- **WORK TO BE COMPLETED**
Return each entry word for word, without its pictures.

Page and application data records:
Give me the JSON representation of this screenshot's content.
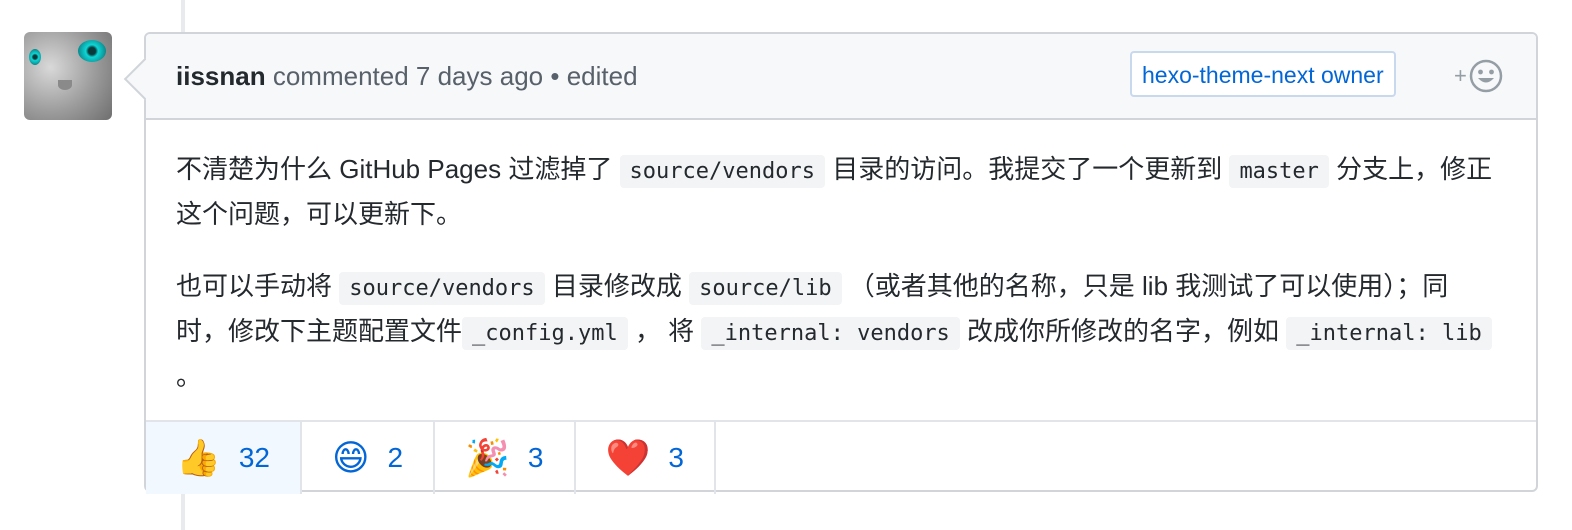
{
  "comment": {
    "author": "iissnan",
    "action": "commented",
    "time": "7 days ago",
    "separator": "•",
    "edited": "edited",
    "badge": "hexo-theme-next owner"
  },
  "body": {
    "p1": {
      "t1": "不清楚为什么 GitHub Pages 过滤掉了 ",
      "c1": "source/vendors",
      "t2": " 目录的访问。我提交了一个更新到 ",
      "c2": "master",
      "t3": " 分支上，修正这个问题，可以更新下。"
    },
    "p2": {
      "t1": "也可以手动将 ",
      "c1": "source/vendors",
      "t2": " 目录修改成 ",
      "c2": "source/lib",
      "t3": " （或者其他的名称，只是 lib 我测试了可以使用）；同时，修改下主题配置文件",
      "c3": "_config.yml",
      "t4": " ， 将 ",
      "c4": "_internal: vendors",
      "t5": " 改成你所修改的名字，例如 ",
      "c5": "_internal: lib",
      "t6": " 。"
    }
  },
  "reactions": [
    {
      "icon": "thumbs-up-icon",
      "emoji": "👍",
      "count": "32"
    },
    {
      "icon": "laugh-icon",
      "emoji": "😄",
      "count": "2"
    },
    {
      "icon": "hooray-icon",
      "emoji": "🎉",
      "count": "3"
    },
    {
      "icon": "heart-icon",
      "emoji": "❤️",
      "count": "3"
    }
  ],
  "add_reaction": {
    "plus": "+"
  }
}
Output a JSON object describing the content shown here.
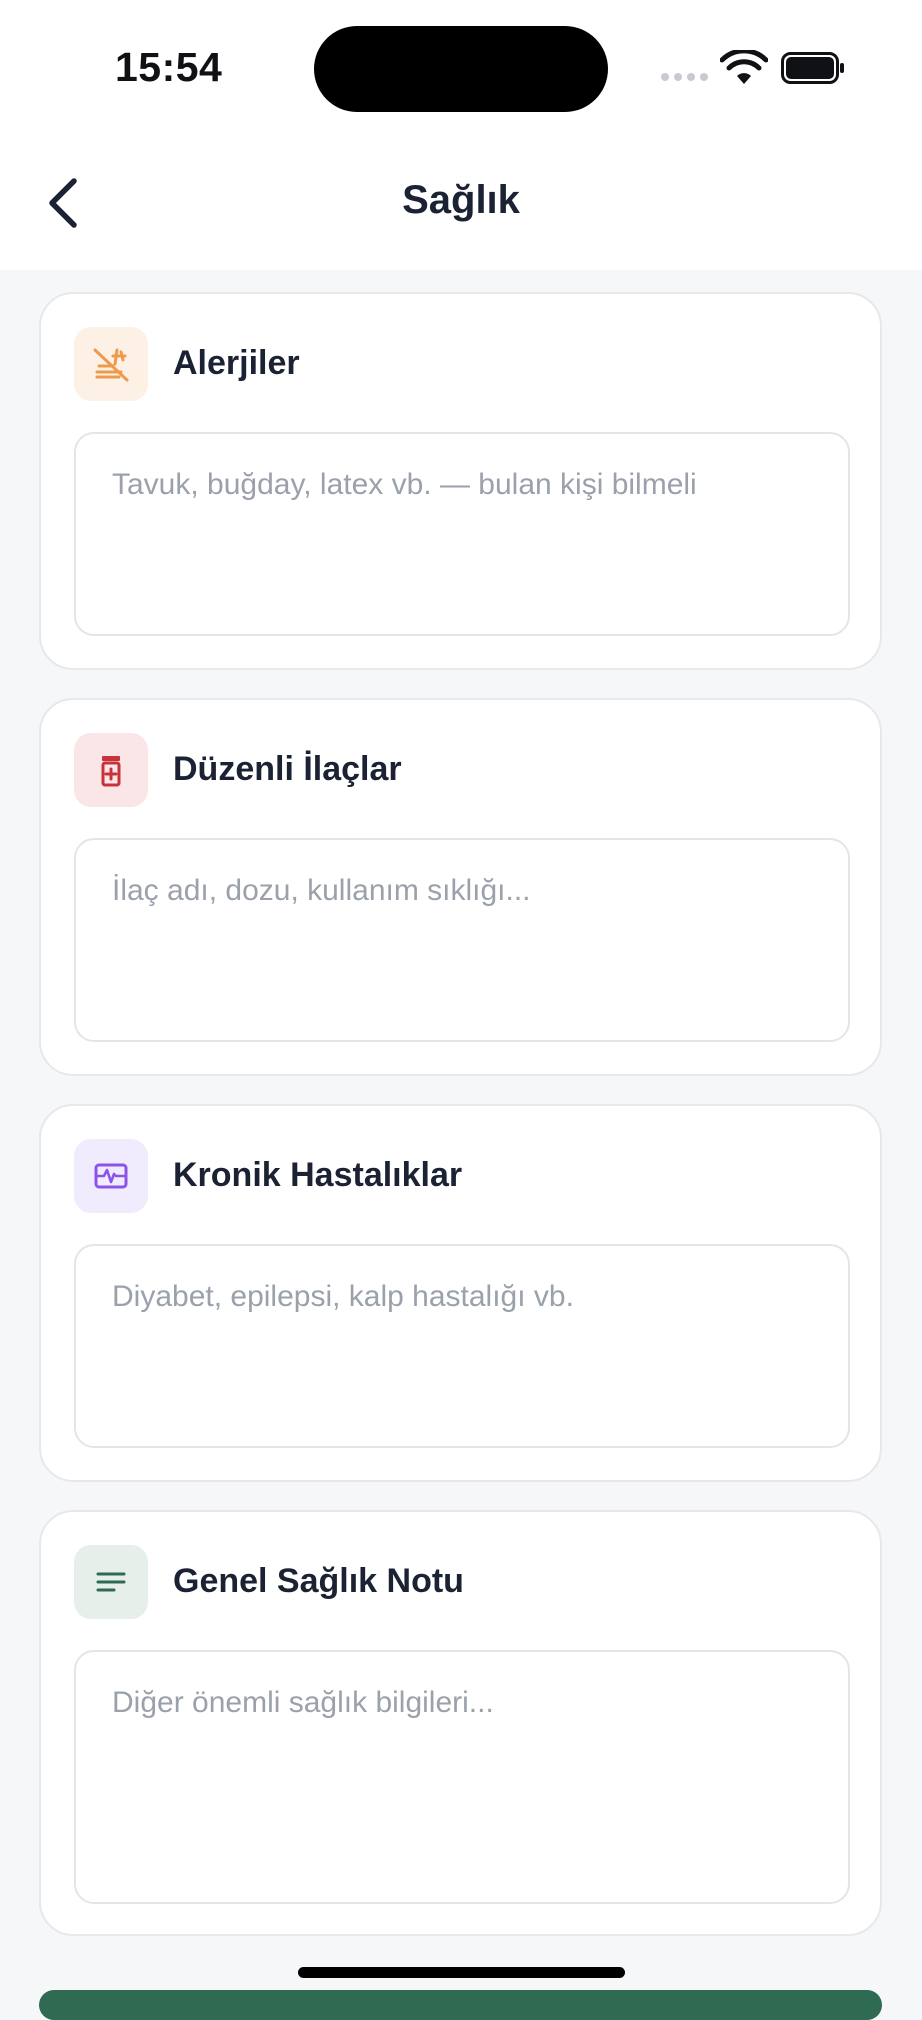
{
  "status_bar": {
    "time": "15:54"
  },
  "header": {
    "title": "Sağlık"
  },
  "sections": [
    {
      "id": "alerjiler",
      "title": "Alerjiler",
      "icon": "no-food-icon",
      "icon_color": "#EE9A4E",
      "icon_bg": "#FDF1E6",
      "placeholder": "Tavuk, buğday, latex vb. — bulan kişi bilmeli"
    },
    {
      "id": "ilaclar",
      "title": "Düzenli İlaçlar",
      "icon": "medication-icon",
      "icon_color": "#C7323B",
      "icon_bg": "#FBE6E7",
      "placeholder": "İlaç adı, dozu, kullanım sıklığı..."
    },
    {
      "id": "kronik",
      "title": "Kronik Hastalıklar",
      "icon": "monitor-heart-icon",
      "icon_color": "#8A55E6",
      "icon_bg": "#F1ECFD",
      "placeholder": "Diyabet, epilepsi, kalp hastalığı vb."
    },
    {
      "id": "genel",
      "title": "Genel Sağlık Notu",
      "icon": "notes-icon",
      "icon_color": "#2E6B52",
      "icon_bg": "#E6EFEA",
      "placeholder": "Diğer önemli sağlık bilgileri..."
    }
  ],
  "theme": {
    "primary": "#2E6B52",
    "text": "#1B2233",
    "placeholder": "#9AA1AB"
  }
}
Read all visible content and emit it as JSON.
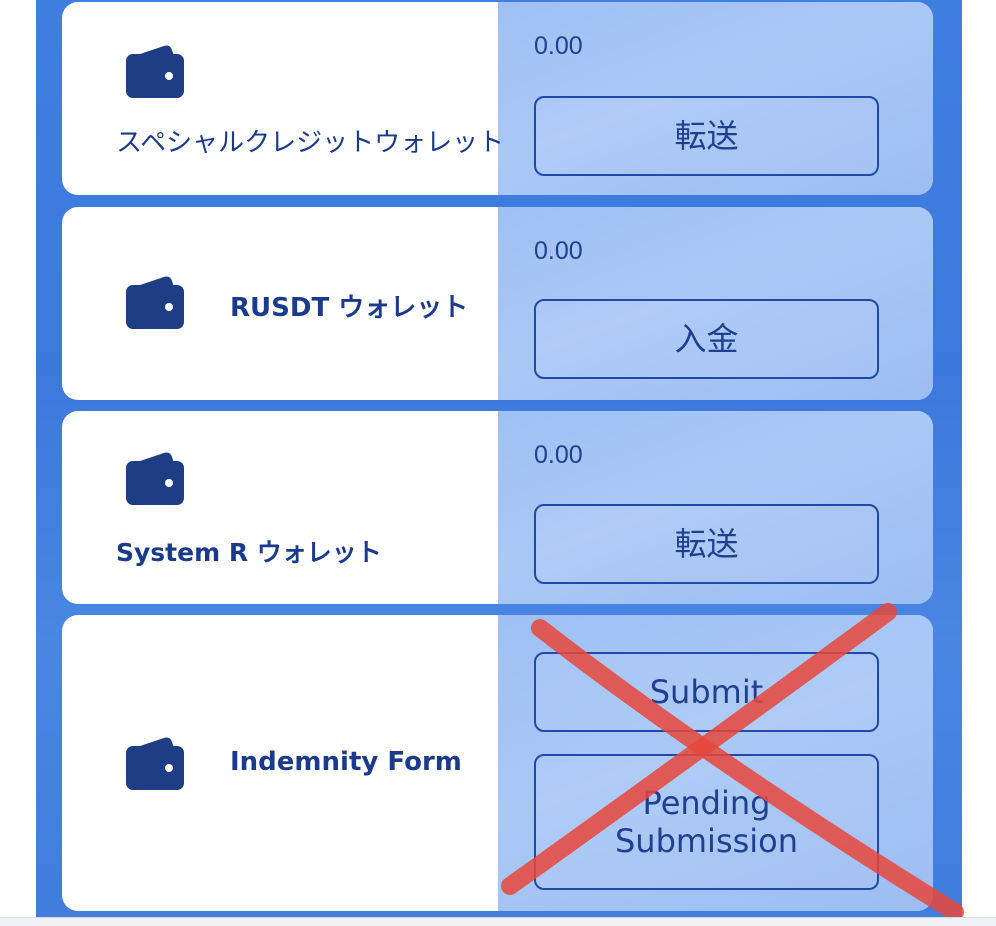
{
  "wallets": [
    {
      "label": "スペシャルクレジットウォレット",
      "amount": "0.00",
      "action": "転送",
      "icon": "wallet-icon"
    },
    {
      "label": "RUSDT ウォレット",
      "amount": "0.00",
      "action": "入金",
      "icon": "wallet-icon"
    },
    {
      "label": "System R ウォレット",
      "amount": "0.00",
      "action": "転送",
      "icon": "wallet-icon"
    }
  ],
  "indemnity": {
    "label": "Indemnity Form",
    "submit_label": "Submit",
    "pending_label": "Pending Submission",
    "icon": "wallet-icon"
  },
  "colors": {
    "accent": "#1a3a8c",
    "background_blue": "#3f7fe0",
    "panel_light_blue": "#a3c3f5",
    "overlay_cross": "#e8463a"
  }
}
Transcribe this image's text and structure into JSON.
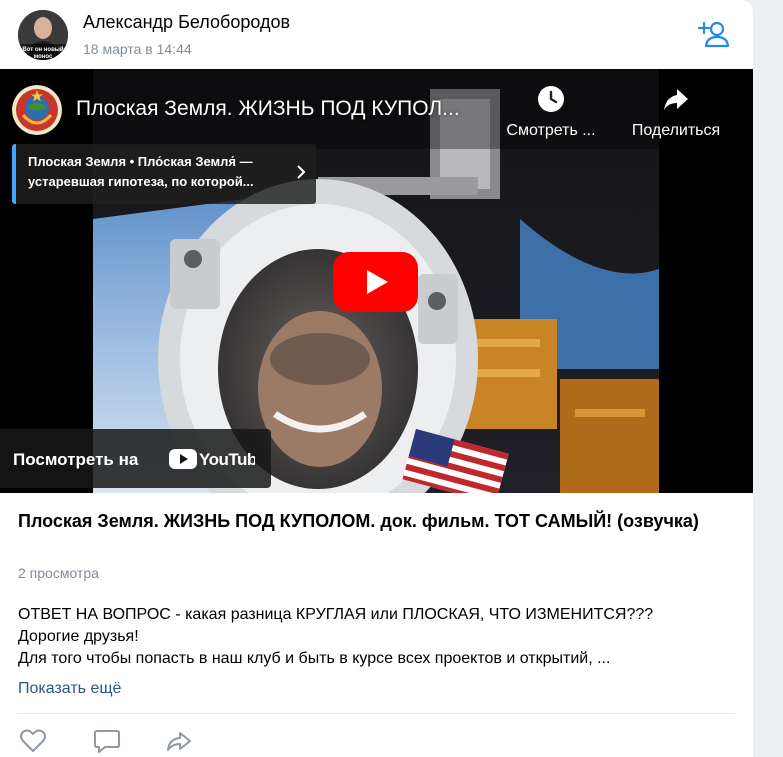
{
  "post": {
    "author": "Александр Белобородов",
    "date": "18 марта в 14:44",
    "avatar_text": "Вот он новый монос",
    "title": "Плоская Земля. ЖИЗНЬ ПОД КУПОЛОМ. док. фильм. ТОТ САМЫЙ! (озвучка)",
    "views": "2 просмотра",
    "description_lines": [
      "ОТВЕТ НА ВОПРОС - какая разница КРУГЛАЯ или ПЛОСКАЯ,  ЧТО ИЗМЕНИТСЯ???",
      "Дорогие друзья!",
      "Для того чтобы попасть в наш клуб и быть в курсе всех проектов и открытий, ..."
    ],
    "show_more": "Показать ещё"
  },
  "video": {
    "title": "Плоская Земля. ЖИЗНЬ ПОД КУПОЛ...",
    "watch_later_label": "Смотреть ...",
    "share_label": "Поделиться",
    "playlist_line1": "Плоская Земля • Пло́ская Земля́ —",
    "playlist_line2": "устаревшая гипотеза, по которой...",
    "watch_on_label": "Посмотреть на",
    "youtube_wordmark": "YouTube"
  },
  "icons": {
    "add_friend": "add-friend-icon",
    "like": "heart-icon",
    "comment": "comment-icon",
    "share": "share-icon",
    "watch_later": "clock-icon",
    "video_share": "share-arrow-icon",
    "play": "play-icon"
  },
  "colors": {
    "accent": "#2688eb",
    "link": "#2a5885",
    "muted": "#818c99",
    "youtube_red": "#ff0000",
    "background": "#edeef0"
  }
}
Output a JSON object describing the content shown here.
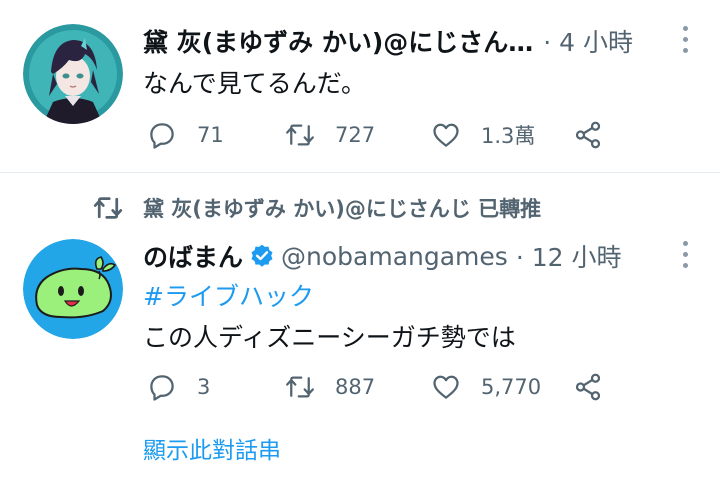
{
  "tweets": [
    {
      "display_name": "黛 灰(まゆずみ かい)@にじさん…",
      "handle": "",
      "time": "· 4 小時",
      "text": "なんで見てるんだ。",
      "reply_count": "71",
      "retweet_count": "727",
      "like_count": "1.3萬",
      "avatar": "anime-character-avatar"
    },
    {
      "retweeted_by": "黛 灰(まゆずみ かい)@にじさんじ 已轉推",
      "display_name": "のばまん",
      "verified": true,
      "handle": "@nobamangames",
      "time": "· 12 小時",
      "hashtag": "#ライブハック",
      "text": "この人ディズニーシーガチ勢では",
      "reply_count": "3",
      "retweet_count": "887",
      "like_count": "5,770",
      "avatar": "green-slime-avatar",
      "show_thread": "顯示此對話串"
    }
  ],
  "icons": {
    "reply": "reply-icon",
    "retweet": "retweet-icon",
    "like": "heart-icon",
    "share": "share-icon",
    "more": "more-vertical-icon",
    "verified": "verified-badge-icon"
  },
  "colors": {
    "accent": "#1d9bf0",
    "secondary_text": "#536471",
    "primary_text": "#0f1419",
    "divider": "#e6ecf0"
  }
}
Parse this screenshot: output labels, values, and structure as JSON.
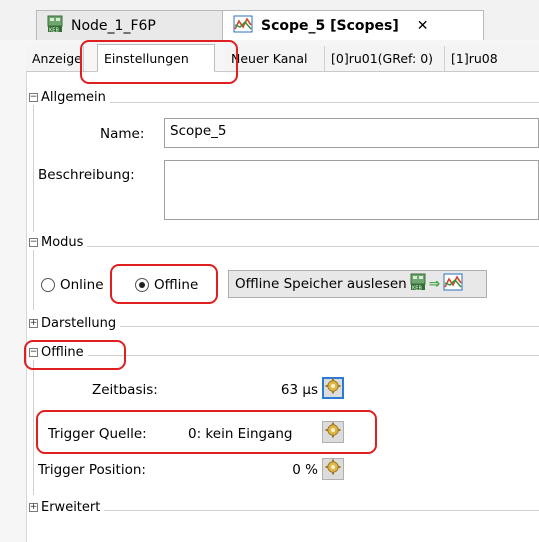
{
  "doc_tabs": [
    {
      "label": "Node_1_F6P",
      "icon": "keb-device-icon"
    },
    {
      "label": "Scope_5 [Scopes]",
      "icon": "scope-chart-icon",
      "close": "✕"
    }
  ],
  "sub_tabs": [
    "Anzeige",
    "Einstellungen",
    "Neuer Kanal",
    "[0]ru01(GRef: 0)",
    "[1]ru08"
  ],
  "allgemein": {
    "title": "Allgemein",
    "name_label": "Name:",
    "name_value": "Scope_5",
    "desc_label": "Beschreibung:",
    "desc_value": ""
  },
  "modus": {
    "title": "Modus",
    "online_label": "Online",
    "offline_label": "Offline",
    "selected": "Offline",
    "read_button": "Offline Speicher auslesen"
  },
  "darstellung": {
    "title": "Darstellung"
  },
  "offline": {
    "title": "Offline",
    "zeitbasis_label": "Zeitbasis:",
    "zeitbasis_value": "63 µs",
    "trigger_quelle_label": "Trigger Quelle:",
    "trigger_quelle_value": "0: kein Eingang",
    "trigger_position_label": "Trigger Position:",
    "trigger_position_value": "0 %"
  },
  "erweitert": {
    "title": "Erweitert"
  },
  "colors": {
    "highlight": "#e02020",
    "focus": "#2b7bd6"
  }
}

- **RESPONSE TO THIS EXERCISE**
Give me the JSON representation of this screenshot's content.
{
  "comment": {
    "author": "iissnan",
    "action": "commented",
    "time": "7 days ago",
    "separator": "•",
    "edited": "edited",
    "badge": "hexo-theme-next owner"
  },
  "body": {
    "p1": {
      "t1": "不清楚为什么 GitHub Pages 过滤掉了 ",
      "c1": "source/vendors",
      "t2": " 目录的访问。我提交了一个更新到 ",
      "c2": "master",
      "t3": " 分支上，修正这个问题，可以更新下。"
    },
    "p2": {
      "t1": "也可以手动将 ",
      "c1": "source/vendors",
      "t2": " 目录修改成 ",
      "c2": "source/lib",
      "t3": " （或者其他的名称，只是 lib 我测试了可以使用）；同时，修改下主题配置文件",
      "c3": "_config.yml",
      "t4": " ， 将 ",
      "c4": "_internal: vendors",
      "t5": " 改成你所修改的名字，例如 ",
      "c5": "_internal: lib",
      "t6": " 。"
    }
  },
  "reactions": [
    {
      "icon": "thumbs-up-icon",
      "emoji": "👍",
      "count": "32"
    },
    {
      "icon": "laugh-icon",
      "emoji": "😄",
      "count": "2"
    },
    {
      "icon": "hooray-icon",
      "emoji": "🎉",
      "count": "3"
    },
    {
      "icon": "heart-icon",
      "emoji": "❤️",
      "count": "3"
    }
  ],
  "add_reaction": {
    "plus": "+"
  }
}
Output a JSON object describing the content shown here.
{
  "status_bar": {
    "time": "15:54"
  },
  "header": {
    "title": "Sağlık"
  },
  "sections": [
    {
      "id": "alerjiler",
      "title": "Alerjiler",
      "icon": "no-food-icon",
      "icon_color": "#EE9A4E",
      "icon_bg": "#FDF1E6",
      "placeholder": "Tavuk, buğday, latex vb. — bulan kişi bilmeli"
    },
    {
      "id": "ilaclar",
      "title": "Düzenli İlaçlar",
      "icon": "medication-icon",
      "icon_color": "#C7323B",
      "icon_bg": "#FBE6E7",
      "placeholder": "İlaç adı, dozu, kullanım sıklığı..."
    },
    {
      "id": "kronik",
      "title": "Kronik Hastalıklar",
      "icon": "monitor-heart-icon",
      "icon_color": "#8A55E6",
      "icon_bg": "#F1ECFD",
      "placeholder": "Diyabet, epilepsi, kalp hastalığı vb."
    },
    {
      "id": "genel",
      "title": "Genel Sağlık Notu",
      "icon": "notes-icon",
      "icon_color": "#2E6B52",
      "icon_bg": "#E6EFEA",
      "placeholder": "Diğer önemli sağlık bilgileri..."
    }
  ],
  "theme": {
    "primary": "#2E6B52",
    "text": "#1B2233",
    "placeholder": "#9AA1AB"
  }
}
Read all visible content and emit it as JSON.
{
  "wallets": [
    {
      "label": "スペシャルクレジットウォレット",
      "amount": "0.00",
      "action": "転送",
      "icon": "wallet-icon"
    },
    {
      "label": "RUSDT ウォレット",
      "amount": "0.00",
      "action": "入金",
      "icon": "wallet-icon"
    },
    {
      "label": "System R ウォレット",
      "amount": "0.00",
      "action": "転送",
      "icon": "wallet-icon"
    }
  ],
  "indemnity": {
    "label": "Indemnity Form",
    "submit_label": "Submit",
    "pending_label": "Pending Submission",
    "icon": "wallet-icon"
  },
  "colors": {
    "accent": "#1a3a8c",
    "background_blue": "#3f7fe0",
    "panel_light_blue": "#a3c3f5",
    "overlay_cross": "#e8463a"
  }
}
Transcribe this image's text and structure into JSON.
{
  "post": {
    "author": "Александр Белобородов",
    "date": "18 марта в 14:44",
    "avatar_text": "Вот он новый монос",
    "title": "Плоская Земля. ЖИЗНЬ ПОД КУПОЛОМ. док. фильм. ТОТ САМЫЙ! (озвучка)",
    "views": "2 просмотра",
    "description_lines": [
      "ОТВЕТ НА ВОПРОС - какая разница КРУГЛАЯ или ПЛОСКАЯ,  ЧТО ИЗМЕНИТСЯ???",
      "Дорогие друзья!",
      "Для того чтобы попасть в наш клуб и быть в курсе всех проектов и открытий, ..."
    ],
    "show_more": "Показать ещё"
  },
  "video": {
    "title": "Плоская Земля. ЖИЗНЬ ПОД КУПОЛ...",
    "watch_later_label": "Смотреть ...",
    "share_label": "Поделиться",
    "playlist_line1": "Плоская Земля • Пло́ская Земля́ —",
    "playlist_line2": "устаревшая гипотеза, по которой...",
    "watch_on_label": "Посмотреть на",
    "youtube_wordmark": "YouTube"
  },
  "icons": {
    "add_friend": "add-friend-icon",
    "like": "heart-icon",
    "comment": "comment-icon",
    "share": "share-icon",
    "watch_later": "clock-icon",
    "video_share": "share-arrow-icon",
    "play": "play-icon"
  },
  "colors": {
    "accent": "#2688eb",
    "link": "#2a5885",
    "muted": "#818c99",
    "youtube_red": "#ff0000",
    "background": "#edeef0"
  }
}
Output a JSON object describing the content shown here.
{
  "tweets": [
    {
      "display_name": "黛 灰(まゆずみ かい)@にじさん…",
      "handle": "",
      "time": "· 4 小時",
      "text": "なんで見てるんだ。",
      "reply_count": "71",
      "retweet_count": "727",
      "like_count": "1.3萬",
      "avatar": "anime-character-avatar"
    },
    {
      "retweeted_by": "黛 灰(まゆずみ かい)@にじさんじ 已轉推",
      "display_name": "のばまん",
      "verified": true,
      "handle": "@nobamangames",
      "time": "· 12 小時",
      "hashtag": "#ライブハック",
      "text": "この人ディズニーシーガチ勢では",
      "reply_count": "3",
      "retweet_count": "887",
      "like_count": "5,770",
      "avatar": "green-slime-avatar",
      "show_thread": "顯示此對話串"
    }
  ],
  "icons": {
    "reply": "reply-icon",
    "retweet": "retweet-icon",
    "like": "heart-icon",
    "share": "share-icon",
    "more": "more-vertical-icon",
    "verified": "verified-badge-icon"
  },
  "colors": {
    "accent": "#1d9bf0",
    "secondary_text": "#536471",
    "primary_text": "#0f1419",
    "divider": "#e6ecf0"
  }
}
Parse this screenshot: output labels, values, and structure as JSON.
{
  "doc_tabs": [
    {
      "label": "Node_1_F6P",
      "icon": "keb-device-icon"
    },
    {
      "label": "Scope_5 [Scopes]",
      "icon": "scope-chart-icon",
      "close": "✕"
    }
  ],
  "sub_tabs": [
    "Anzeige",
    "Einstellungen",
    "Neuer Kanal",
    "[0]ru01(GRef: 0)",
    "[1]ru08"
  ],
  "allgemein": {
    "title": "Allgemein",
    "name_label": "Name:",
    "name_value": "Scope_5",
    "desc_label": "Beschreibung:",
    "desc_value": ""
  },
  "modus": {
    "title": "Modus",
    "online_label": "Online",
    "offline_label": "Offline",
    "selected": "Offline",
    "read_button": "Offline Speicher auslesen"
  },
  "darstellung": {
    "title": "Darstellung"
  },
  "offline": {
    "title": "Offline",
    "zeitbasis_label": "Zeitbasis:",
    "zeitbasis_value": "63 µs",
    "trigger_quelle_label": "Trigger Quelle:",
    "trigger_quelle_value": "0: kein Eingang",
    "trigger_position_label": "Trigger Position:",
    "trigger_position_value": "0 %"
  },
  "erweitert": {
    "title": "Erweitert"
  },
  "colors": {
    "highlight": "#e02020",
    "focus": "#2b7bd6"
  }
}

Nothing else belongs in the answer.